KATHMANDU, Sep 1: Many young people leave for foreign places in search of better education and opportunities. But home away from home poses them with its own set of challenges. Born and raised in a particular type of culture and environment, moving to a new place is exciting, overwhelming and for some people, frustrating.
While some go abroad to study by their own choice, for some, it becomes the only option.
Four young people, Atul Baluni from India, Sahan Uditha Chathuranga from Sri Lanka, Tsering Dema from Bhutan, and Xitis Lal Shrestha from Nepal share their experiences of studying and living abroad. While the former three have come to Nepal through the South Asia Foundation (SAF) Madan Jeet Scholarship to study Bachelor’s in Development Studies at National College in Kathmandu, Xitis is pursuing his Bachelor’s in Electromechanical Engineering from Groep T University in Belgium.
Xitis Lal Shrestha
Why did you choose to study abroad?
Sahan: It’s a big chance to study abroad.

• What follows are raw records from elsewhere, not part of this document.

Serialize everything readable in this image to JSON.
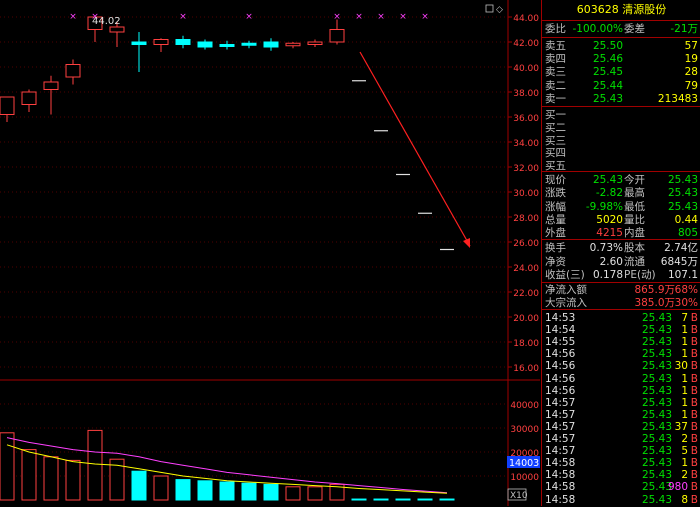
{
  "stock": {
    "code": "603628",
    "name": "清源股份"
  },
  "chart_labels": {
    "high_marker": "44.02",
    "volume_marker": "14003",
    "volume_scale": "X10"
  },
  "price_axis": [
    "44.00",
    "42.00",
    "40.00",
    "38.00",
    "36.00",
    "34.00",
    "32.00",
    "30.00",
    "28.00",
    "26.00",
    "24.00",
    "22.00",
    "20.00",
    "18.00",
    "16.00"
  ],
  "volume_axis": [
    "40000",
    "30000",
    "20000",
    "10000"
  ],
  "order_book": {
    "weibi_label": "委比",
    "weibi_value": "-100.00%",
    "weicha_label": "委差",
    "weicha_value": "-21万",
    "asks": [
      {
        "label": "卖五",
        "price": "25.50",
        "vol": "57"
      },
      {
        "label": "卖四",
        "price": "25.46",
        "vol": "19"
      },
      {
        "label": "卖三",
        "price": "25.45",
        "vol": "28"
      },
      {
        "label": "卖二",
        "price": "25.44",
        "vol": "79"
      },
      {
        "label": "卖一",
        "price": "25.43",
        "vol": "213483"
      }
    ],
    "bids": [
      {
        "label": "买一"
      },
      {
        "label": "买二"
      },
      {
        "label": "买三"
      },
      {
        "label": "买四"
      },
      {
        "label": "买五"
      }
    ]
  },
  "quote": [
    {
      "l1": "现价",
      "v1": "25.43",
      "l2": "今开",
      "v2": "25.43",
      "c1": "g",
      "c2": "g"
    },
    {
      "l1": "涨跌",
      "v1": "-2.82",
      "l2": "最高",
      "v2": "25.43",
      "c1": "g",
      "c2": "g"
    },
    {
      "l1": "涨幅",
      "v1": "-9.98%",
      "l2": "最低",
      "v2": "25.43",
      "c1": "g",
      "c2": "g"
    },
    {
      "l1": "总量",
      "v1": "5020",
      "l2": "量比",
      "v2": "0.44",
      "c1": "y",
      "c2": "y"
    },
    {
      "l1": "外盘",
      "v1": "4215",
      "l2": "内盘",
      "v2": "805",
      "c1": "r",
      "c2": "g"
    }
  ],
  "stats": [
    {
      "l1": "换手",
      "v1": "0.73%",
      "l2": "股本",
      "v2": "2.74亿"
    },
    {
      "l1": "净资",
      "v1": "2.60",
      "l2": "流通",
      "v2": "6845万"
    },
    {
      "l1": "收益(三)",
      "v1": "0.178",
      "l2": "PE(动)",
      "v2": "107.1"
    }
  ],
  "flows": [
    {
      "label": "净流入额",
      "value": "865.9万",
      "pct": "68%"
    },
    {
      "label": "大宗流入",
      "value": "385.0万",
      "pct": "30%"
    }
  ],
  "ticks": [
    {
      "time": "14:53",
      "price": "25.43",
      "vol": "7",
      "side": "B"
    },
    {
      "time": "14:54",
      "price": "25.43",
      "vol": "1",
      "side": "B"
    },
    {
      "time": "14:55",
      "price": "25.43",
      "vol": "1",
      "side": "B"
    },
    {
      "time": "14:56",
      "price": "25.43",
      "vol": "1",
      "side": "B"
    },
    {
      "time": "14:56",
      "price": "25.43",
      "vol": "30",
      "side": "B"
    },
    {
      "time": "14:56",
      "price": "25.43",
      "vol": "1",
      "side": "B"
    },
    {
      "time": "14:56",
      "price": "25.43",
      "vol": "1",
      "side": "B"
    },
    {
      "time": "14:57",
      "price": "25.43",
      "vol": "1",
      "side": "B"
    },
    {
      "time": "14:57",
      "price": "25.43",
      "vol": "1",
      "side": "B"
    },
    {
      "time": "14:57",
      "price": "25.43",
      "vol": "37",
      "side": "B"
    },
    {
      "time": "14:57",
      "price": "25.43",
      "vol": "2",
      "side": "B"
    },
    {
      "time": "14:57",
      "price": "25.43",
      "vol": "5",
      "side": "B"
    },
    {
      "time": "14:58",
      "price": "25.43",
      "vol": "1",
      "side": "B"
    },
    {
      "time": "14:58",
      "price": "25.43",
      "vol": "2",
      "side": "B"
    },
    {
      "time": "14:58",
      "price": "25.43",
      "vol": "980",
      "side": "B"
    },
    {
      "time": "14:58",
      "price": "25.43",
      "vol": "8",
      "side": "B"
    }
  ],
  "colors": {
    "up": "#ff4040",
    "down": "#00ffff",
    "flat": "#e0e0e0",
    "grid": "#a00000",
    "ma1": "#ffff00",
    "ma2": "#ff40ff",
    "arrow": "#ff2020"
  },
  "chart_data": {
    "type": "candlestick",
    "ylim": [
      16,
      44
    ],
    "candles": [
      {
        "o": 36.2,
        "c": 37.6,
        "h": 37.6,
        "l": 35.6
      },
      {
        "o": 37.0,
        "c": 38.0,
        "h": 38.2,
        "l": 36.4
      },
      {
        "o": 38.2,
        "c": 38.8,
        "h": 39.3,
        "l": 36.2
      },
      {
        "o": 39.2,
        "c": 40.2,
        "h": 40.6,
        "l": 38.6
      },
      {
        "o": 43.0,
        "c": 44.0,
        "h": 44.0,
        "l": 42.0
      },
      {
        "o": 42.8,
        "c": 43.2,
        "h": 43.6,
        "l": 41.6
      },
      {
        "o": 42.0,
        "c": 41.8,
        "h": 42.8,
        "l": 39.6
      },
      {
        "o": 41.8,
        "c": 42.2,
        "h": 42.3,
        "l": 41.2
      },
      {
        "o": 42.2,
        "c": 41.8,
        "h": 42.5,
        "l": 41.5
      },
      {
        "o": 42.0,
        "c": 41.6,
        "h": 42.2,
        "l": 41.4
      },
      {
        "o": 41.8,
        "c": 41.7,
        "h": 42.1,
        "l": 41.4
      },
      {
        "o": 41.9,
        "c": 41.8,
        "h": 42.1,
        "l": 41.5
      },
      {
        "o": 42.0,
        "c": 41.6,
        "h": 42.3,
        "l": 41.3
      },
      {
        "o": 41.7,
        "c": 41.9,
        "h": 42.0,
        "l": 41.5
      },
      {
        "o": 41.8,
        "c": 42.0,
        "h": 42.2,
        "l": 41.6
      },
      {
        "o": 42.0,
        "c": 43.0,
        "h": 43.8,
        "l": 41.8
      },
      {
        "o": 38.9,
        "c": 38.9,
        "h": 38.9,
        "l": 38.9
      },
      {
        "o": 34.9,
        "c": 34.9,
        "h": 34.9,
        "l": 34.9
      },
      {
        "o": 31.4,
        "c": 31.4,
        "h": 31.4,
        "l": 31.4
      },
      {
        "o": 28.3,
        "c": 28.3,
        "h": 28.3,
        "l": 28.3
      },
      {
        "o": 25.4,
        "c": 25.4,
        "h": 25.4,
        "l": 25.4
      }
    ],
    "volume_ylim": [
      0,
      45000
    ],
    "volumes": [
      28000,
      21000,
      18000,
      16500,
      29000,
      17000,
      12000,
      10000,
      8500,
      8000,
      7500,
      7000,
      6500,
      5500,
      5500,
      6500,
      400,
      400,
      400,
      400,
      400
    ],
    "ma_volume_1": [
      23000,
      20000,
      18000,
      16000,
      15000,
      14500,
      13000,
      11500,
      10000,
      9000,
      8000,
      7500,
      7000,
      6500,
      6000,
      5500,
      4800,
      4300,
      3800,
      3300,
      2800
    ],
    "ma_volume_2": [
      26000,
      24000,
      22500,
      21000,
      20000,
      19500,
      18000,
      16000,
      14500,
      13000,
      11500,
      10500,
      9500,
      8500,
      7500,
      6800,
      6000,
      5200,
      4400,
      3700,
      3000
    ]
  }
}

We get many experiences. That’s why I decided to come to Nepal and study Bachelor’s.
Atul: Because the place where I come from, Dehradun, doesn’t have the option of studying Bachelor’s in Development Studies.
Tsering: After I completed my class 12, I didn’t qualify to some of the colleges in Bhutan that I wanted to attend. So my uncle recommended me to this scholarship and I got it.

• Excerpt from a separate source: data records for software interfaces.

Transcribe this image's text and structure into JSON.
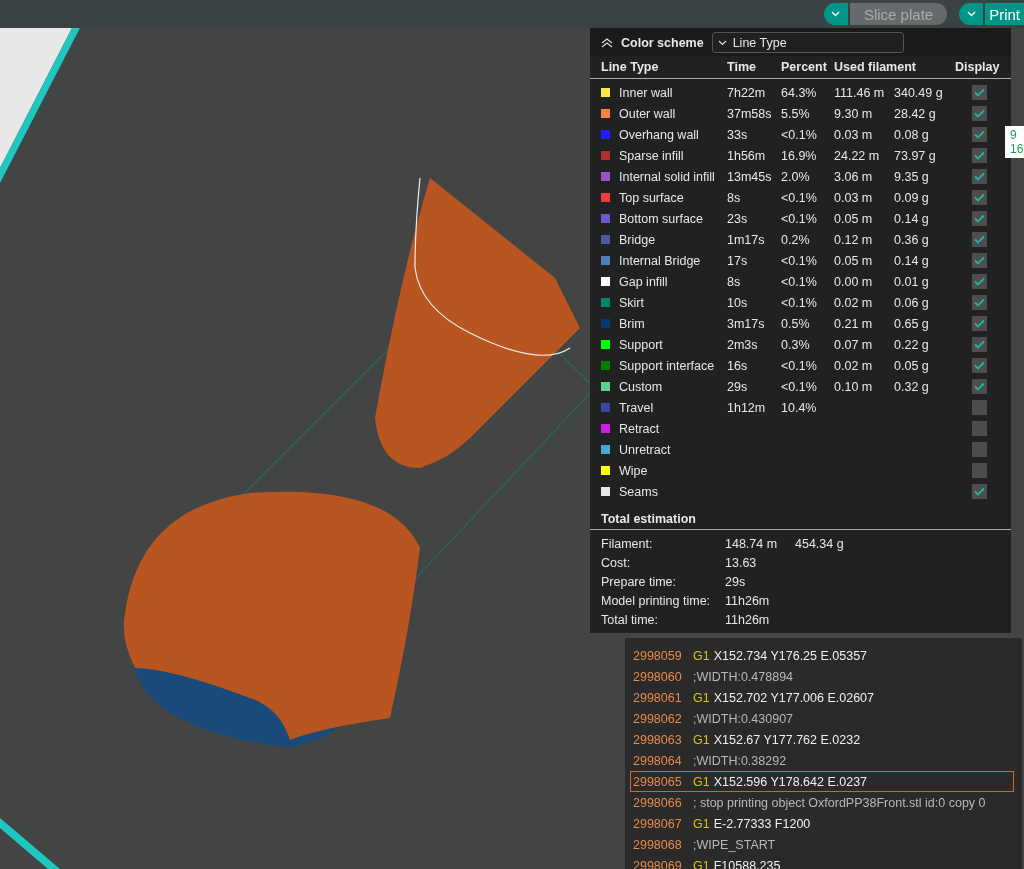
{
  "toolbar": {
    "buttons": [
      {
        "label": "Slice plate",
        "disabled": true
      },
      {
        "label": "Print",
        "disabled": false
      }
    ]
  },
  "legend": {
    "title": "Color scheme",
    "scheme": "Line Type",
    "expanded": true,
    "columns": [
      "Line Type",
      "Time",
      "Percent",
      "Used filament",
      "Display"
    ],
    "rows": [
      {
        "name": "Inner wall",
        "color": "#ffe64d",
        "time": "7h22m",
        "percent": "64.3%",
        "length": "111.46 m",
        "weight": "340.49 g",
        "checked": true
      },
      {
        "name": "Outer wall",
        "color": "#ff7f3c",
        "time": "37m58s",
        "percent": "5.5%",
        "length": "9.30 m",
        "weight": "28.42 g",
        "checked": true
      },
      {
        "name": "Overhang wall",
        "color": "#1f1fff",
        "time": "33s",
        "percent": "<0.1%",
        "length": "0.03 m",
        "weight": "0.08 g",
        "checked": true
      },
      {
        "name": "Sparse infill",
        "color": "#b0302e",
        "time": "1h56m",
        "percent": "16.9%",
        "length": "24.22 m",
        "weight": "73.97 g",
        "checked": true
      },
      {
        "name": "Internal solid infill",
        "color": "#9654cc",
        "time": "13m45s",
        "percent": "2.0%",
        "length": "3.06 m",
        "weight": "9.35 g",
        "checked": true
      },
      {
        "name": "Top surface",
        "color": "#f03c3c",
        "time": "8s",
        "percent": "<0.1%",
        "length": "0.03 m",
        "weight": "0.09 g",
        "checked": true
      },
      {
        "name": "Bottom surface",
        "color": "#6a5acd",
        "time": "23s",
        "percent": "<0.1%",
        "length": "0.05 m",
        "weight": "0.14 g",
        "checked": true
      },
      {
        "name": "Bridge",
        "color": "#4d5aa0",
        "time": "1m17s",
        "percent": "0.2%",
        "length": "0.12 m",
        "weight": "0.36 g",
        "checked": true
      },
      {
        "name": "Internal Bridge",
        "color": "#4d80ba",
        "time": "17s",
        "percent": "<0.1%",
        "length": "0.05 m",
        "weight": "0.14 g",
        "checked": true
      },
      {
        "name": "Gap infill",
        "color": "#ffffff",
        "time": "8s",
        "percent": "<0.1%",
        "length": "0.00 m",
        "weight": "0.01 g",
        "checked": true
      },
      {
        "name": "Skirt",
        "color": "#00876e",
        "time": "10s",
        "percent": "<0.1%",
        "length": "0.02 m",
        "weight": "0.06 g",
        "checked": true
      },
      {
        "name": "Brim",
        "color": "#003c6e",
        "time": "3m17s",
        "percent": "0.5%",
        "length": "0.21 m",
        "weight": "0.65 g",
        "checked": true
      },
      {
        "name": "Support",
        "color": "#00ff00",
        "time": "2m3s",
        "percent": "0.3%",
        "length": "0.07 m",
        "weight": "0.22 g",
        "checked": true
      },
      {
        "name": "Support interface",
        "color": "#008000",
        "time": "16s",
        "percent": "<0.1%",
        "length": "0.02 m",
        "weight": "0.05 g",
        "checked": true
      },
      {
        "name": "Custom",
        "color": "#5ed194",
        "time": "29s",
        "percent": "<0.1%",
        "length": "0.10 m",
        "weight": "0.32 g",
        "checked": true
      },
      {
        "name": "Travel",
        "color": "#3c46a0",
        "time": "1h12m",
        "percent": "10.4%",
        "checked": false
      },
      {
        "name": "Retract",
        "color": "#cd1fdf",
        "checked": false
      },
      {
        "name": "Unretract",
        "color": "#46aad2",
        "checked": false
      },
      {
        "name": "Wipe",
        "color": "#ffff00",
        "checked": false
      },
      {
        "name": "Seams",
        "color": "#e6e6e6",
        "checked": true
      }
    ],
    "total": {
      "title": "Total estimation",
      "items": [
        {
          "label": "Filament:",
          "values": [
            "148.74 m",
            "454.34 g"
          ]
        },
        {
          "label": "Cost:",
          "values": [
            "13.63"
          ]
        },
        {
          "label": "Prepare time:",
          "values": [
            "29s"
          ]
        },
        {
          "label": "Model printing time:",
          "values": [
            "11h26m"
          ]
        },
        {
          "label": "Total time:",
          "values": [
            "11h26m"
          ]
        }
      ]
    }
  },
  "side_label": [
    "9",
    "16"
  ],
  "gcode": {
    "lines": [
      {
        "number": "2998059",
        "kind": "move",
        "command": "G1",
        "args": "X152.734 Y176.25 E.05357",
        "selected": false
      },
      {
        "number": "2998060",
        "kind": "comment",
        "text": ";WIDTH:0.478894",
        "selected": false
      },
      {
        "number": "2998061",
        "kind": "move",
        "command": "G1",
        "args": "X152.702 Y177.006 E.02607",
        "selected": false
      },
      {
        "number": "2998062",
        "kind": "comment",
        "text": ";WIDTH:0.430907",
        "selected": false
      },
      {
        "number": "2998063",
        "kind": "move",
        "command": "G1",
        "args": "X152.67 Y177.762 E.0232",
        "selected": false
      },
      {
        "number": "2998064",
        "kind": "comment",
        "text": ";WIDTH:0.38292",
        "selected": false
      },
      {
        "number": "2998065",
        "kind": "move",
        "command": "G1",
        "args": "X152.596 Y178.642 E.0237",
        "selected": true
      },
      {
        "number": "2998066",
        "kind": "comment",
        "text": "; stop printing object OxfordPP38Front.stl id:0 copy 0",
        "selected": false
      },
      {
        "number": "2998067",
        "kind": "move",
        "command": "G1",
        "args": "E-2.77333 F1200",
        "selected": false
      },
      {
        "number": "2998068",
        "kind": "comment",
        "text": ";WIPE_START",
        "selected": false
      },
      {
        "number": "2998069",
        "kind": "move",
        "command": "G1",
        "args": "F10588.235",
        "selected": false
      }
    ]
  }
}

Xitis: The main reason is the political instability in Nepal. Also, the education system here isn’t as good as in Europe.
What were your thoughts about the foreign country before actually going there?

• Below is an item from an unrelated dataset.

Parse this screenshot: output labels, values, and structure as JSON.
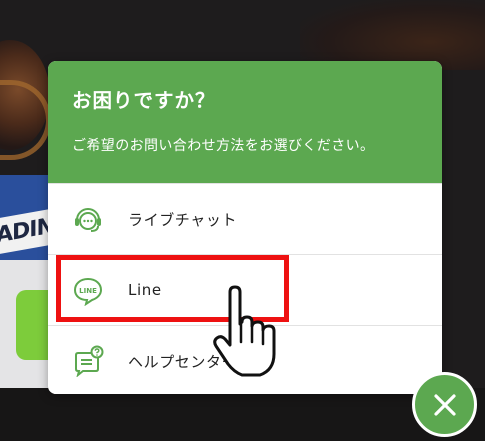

Xitis: I knew a bit of its geography. Belgium is a pretty small kingdom surrounded by rich countries. And I knew that it was famous for beer and chocolate.
Sahan: I had heard Nepal was a very beautiful country with many hills and mountains. I knew it is the birthplace of the Buddha, and as a Buddhist, it’s special for me to come to Nepal.
Tsering: I was told that there were many Bhutanese people living in Nepal.
Atul: Nepal is good, but Kathmandu is very crowded. This is what I knew.
What was your actual impression when you first stepped into the country? Did you find any stark differences in the culture or environment?
Sahan: I’m so alone: This was the first thing I felt. I was all by myself at the airport. I didn’t know the local language and felt a bit frustrated. Talking about the culture, it’s not very different.
Xitis: Shocked! The airport was so big. The traffic was so well managed. And everyone was white. When it came to culture, people seemed to be enjoying a lot. In Nepal, we work hard but not many of us enjoy life to the fullest.
Sahan Uditha Chathuranga
Tsering: The airport was big compared to Bhutan. And the feeling I got was that I was the only Bhutanese sitting in this airport. I didn’t know anything about the procedures, the people or the language. But most of the people seemed to have similar physical characteristics like us in Bhutan. Some people even came to speak to me in Nepali. The transportation system, however, is very new to me. We don’t have tempos and microbuses back home.
Atul: This is the first time that I’ve been abroad. I felt that the culture here is pretty much similar to India’s. Also, everyone seemed to know how to speak in Hindi.
Have you felt homesick?
Sahan: Not yet. But I miss my mother. I also miss the spicy Sri Lankan food and tea.
Tsering: I’ve been feeling a bit too homesick. I’m missing my family a lot.
Atul: Only sometimes, at night before going to sleep. I really miss Indian food. We get it in restaurants here but it doesn’t compare to food from back home.
Xitis: During my first year in Belgium, I didn’t feel homesick at all. I only missed my friends sometimes. But in the second year, I started missing my family and also Nepali food.
Let’s talk about the advantages and disadvantages of living alone. What do you enjoy the most and what do you have a problem adjusting to?
Sahan: I get to try a lot of different things. Living alone isn’t that bad, but not that good, either. I think the adjustment process happens on its own, in time. But I know I’ll have to try getting used to the roads here. But in the end, it’s a big opportunity.
Tsering: For me, too, it’s the same. It’s a chance that people have to make good use of. But one problem I have is that I don’t have friends in my apartment. That seems to be the disadvantage right now.
Atul: My friends are always here to help me when I need them. There’s a lot to explore and experience.
Xitis: I really enjoy staying alone because there’s no one pushing me around. I get to make my own decisions. So freedom is the biggest advantage. One disadvantage can be that you have to move out of your comfort zone and really try hard to make friends. But that also taught me how to socialize and improve my skills in talking to new people. You also learn to have an open mind.